This exercise calls for duplicating every entry below exactly, without the images.

(Beginning of Excerpted records)

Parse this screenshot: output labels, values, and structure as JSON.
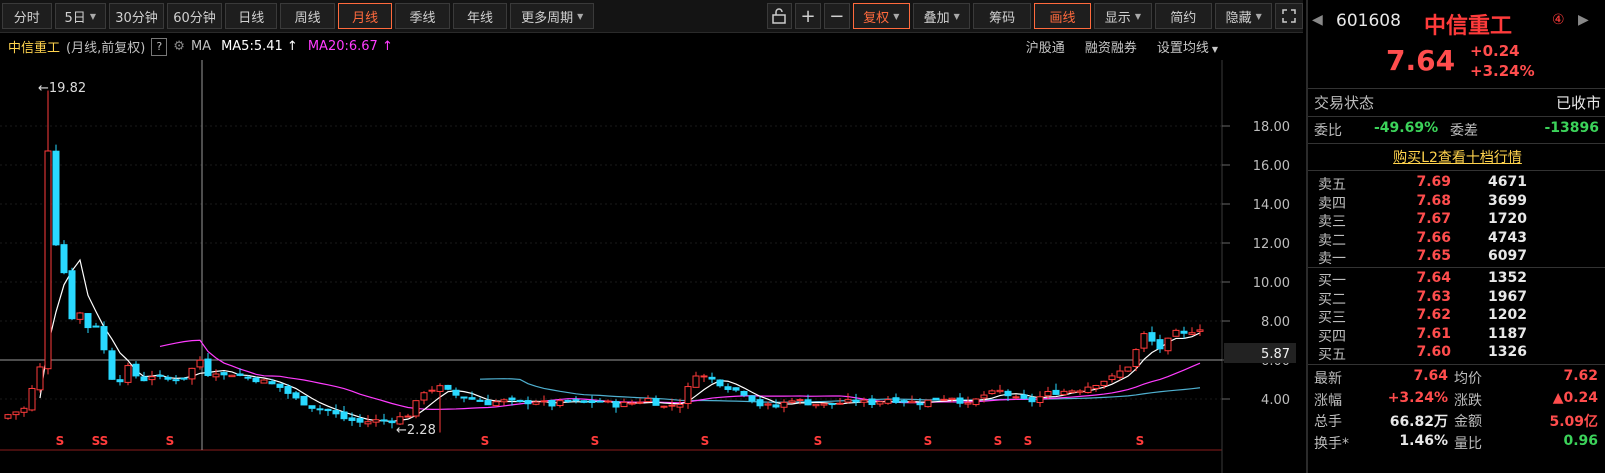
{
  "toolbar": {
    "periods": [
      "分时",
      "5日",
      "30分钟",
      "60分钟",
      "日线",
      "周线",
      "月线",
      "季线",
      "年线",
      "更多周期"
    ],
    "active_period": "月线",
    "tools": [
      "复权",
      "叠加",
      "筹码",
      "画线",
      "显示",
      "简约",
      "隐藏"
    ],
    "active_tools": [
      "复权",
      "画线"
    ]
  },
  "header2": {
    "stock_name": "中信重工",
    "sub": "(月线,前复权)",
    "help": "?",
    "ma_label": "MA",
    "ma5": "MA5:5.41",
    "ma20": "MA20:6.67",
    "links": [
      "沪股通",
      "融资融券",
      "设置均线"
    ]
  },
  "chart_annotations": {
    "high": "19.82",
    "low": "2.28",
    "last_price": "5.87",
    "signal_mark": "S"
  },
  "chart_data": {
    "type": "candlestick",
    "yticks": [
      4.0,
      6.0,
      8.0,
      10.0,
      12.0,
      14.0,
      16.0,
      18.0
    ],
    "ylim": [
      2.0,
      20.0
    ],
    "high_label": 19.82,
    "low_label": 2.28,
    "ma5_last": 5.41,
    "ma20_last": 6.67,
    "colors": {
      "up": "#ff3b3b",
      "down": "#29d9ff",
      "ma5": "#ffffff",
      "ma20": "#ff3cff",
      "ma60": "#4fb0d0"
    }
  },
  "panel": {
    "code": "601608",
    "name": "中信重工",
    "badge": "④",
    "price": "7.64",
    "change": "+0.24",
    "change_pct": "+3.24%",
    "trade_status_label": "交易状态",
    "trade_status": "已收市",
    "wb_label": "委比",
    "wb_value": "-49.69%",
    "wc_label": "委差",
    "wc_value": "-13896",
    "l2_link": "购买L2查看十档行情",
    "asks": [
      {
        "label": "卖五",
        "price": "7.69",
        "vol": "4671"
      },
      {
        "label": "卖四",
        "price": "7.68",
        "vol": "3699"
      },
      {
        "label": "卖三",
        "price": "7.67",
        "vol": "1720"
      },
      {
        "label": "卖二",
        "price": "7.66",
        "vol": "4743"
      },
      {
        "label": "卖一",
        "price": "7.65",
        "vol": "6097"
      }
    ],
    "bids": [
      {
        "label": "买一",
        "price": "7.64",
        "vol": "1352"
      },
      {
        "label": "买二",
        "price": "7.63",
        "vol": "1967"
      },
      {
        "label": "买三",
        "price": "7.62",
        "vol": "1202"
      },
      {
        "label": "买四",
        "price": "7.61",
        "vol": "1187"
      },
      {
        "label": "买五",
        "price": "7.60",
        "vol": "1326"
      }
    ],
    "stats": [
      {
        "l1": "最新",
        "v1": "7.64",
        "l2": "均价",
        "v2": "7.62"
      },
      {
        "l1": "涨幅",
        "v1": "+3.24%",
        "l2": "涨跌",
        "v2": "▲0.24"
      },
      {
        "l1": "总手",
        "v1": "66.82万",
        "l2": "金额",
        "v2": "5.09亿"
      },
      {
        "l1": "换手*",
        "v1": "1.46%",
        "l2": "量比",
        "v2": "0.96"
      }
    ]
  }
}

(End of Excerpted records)

# Result
Parse this screenshot: output labels, values, and structure as JSON.
{
  "toolbar": {
    "periods": [
      "分时",
      "5日",
      "30分钟",
      "60分钟",
      "日线",
      "周线",
      "月线",
      "季线",
      "年线",
      "更多周期"
    ],
    "active_period": "月线",
    "tools": [
      "复权",
      "叠加",
      "筹码",
      "画线",
      "显示",
      "简约",
      "隐藏"
    ],
    "active_tools": [
      "复权",
      "画线"
    ]
  },
  "header2": {
    "stock_name": "中信重工",
    "sub": "(月线,前复权)",
    "help": "?",
    "ma_label": "MA",
    "ma5": "MA5:5.41",
    "ma20": "MA20:6.67",
    "links": [
      "沪股通",
      "融资融券",
      "设置均线"
    ]
  },
  "chart_annotations": {
    "high": "19.82",
    "low": "2.28",
    "last_price": "5.87",
    "signal_mark": "S"
  },
  "chart_data": {
    "type": "candlestick",
    "yticks": [
      4.0,
      6.0,
      8.0,
      10.0,
      12.0,
      14.0,
      16.0,
      18.0
    ],
    "ylim": [
      2.0,
      20.0
    ],
    "high_label": 19.82,
    "low_label": 2.28,
    "ma5_last": 5.41,
    "ma20_last": 6.67,
    "colors": {
      "up": "#ff3b3b",
      "down": "#29d9ff",
      "ma5": "#ffffff",
      "ma20": "#ff3cff",
      "ma60": "#4fb0d0"
    }
  },
  "panel": {
    "code": "601608",
    "name": "中信重工",
    "badge": "④",
    "price": "7.64",
    "change": "+0.24",
    "change_pct": "+3.24%",
    "trade_status_label": "交易状态",
    "trade_status": "已收市",
    "wb_label": "委比",
    "wb_value": "-49.69%",
    "wc_label": "委差",
    "wc_value": "-13896",
    "l2_link": "购买L2查看十档行情",
    "asks": [
      {
        "label": "卖五",
        "price": "7.69",
        "vol": "4671"
      },
      {
        "label": "卖四",
        "price": "7.68",
        "vol": "3699"
      },
      {
        "label": "卖三",
        "price": "7.67",
        "vol": "1720"
      },
      {
        "label": "卖二",
        "price": "7.66",
        "vol": "4743"
      },
      {
        "label": "卖一",
        "price": "7.65",
        "vol": "6097"
      }
    ],
    "bids": [
      {
        "label": "买一",
        "price": "7.64",
        "vol": "1352"
      },
      {
        "label": "买二",
        "price": "7.63",
        "vol": "1967"
      },
      {
        "label": "买三",
        "price": "7.62",
        "vol": "1202"
      },
      {
        "label": "买四",
        "price": "7.61",
        "vol": "1187"
      },
      {
        "label": "买五",
        "price": "7.60",
        "vol": "1326"
      }
    ],
    "stats": [
      {
        "l1": "最新",
        "v1": "7.64",
        "l2": "均价",
        "v2": "7.62"
      },
      {
        "l1": "涨幅",
        "v1": "+3.24%",
        "l2": "涨跌",
        "v2": "▲0.24"
      },
      {
        "l1": "总手",
        "v1": "66.82万",
        "l2": "金额",
        "v2": "5.09亿"
      },
      {
        "l1": "换手*",
        "v1": "1.46%",
        "l2": "量比",
        "v2": "0.96"
      }
    ]
  }
}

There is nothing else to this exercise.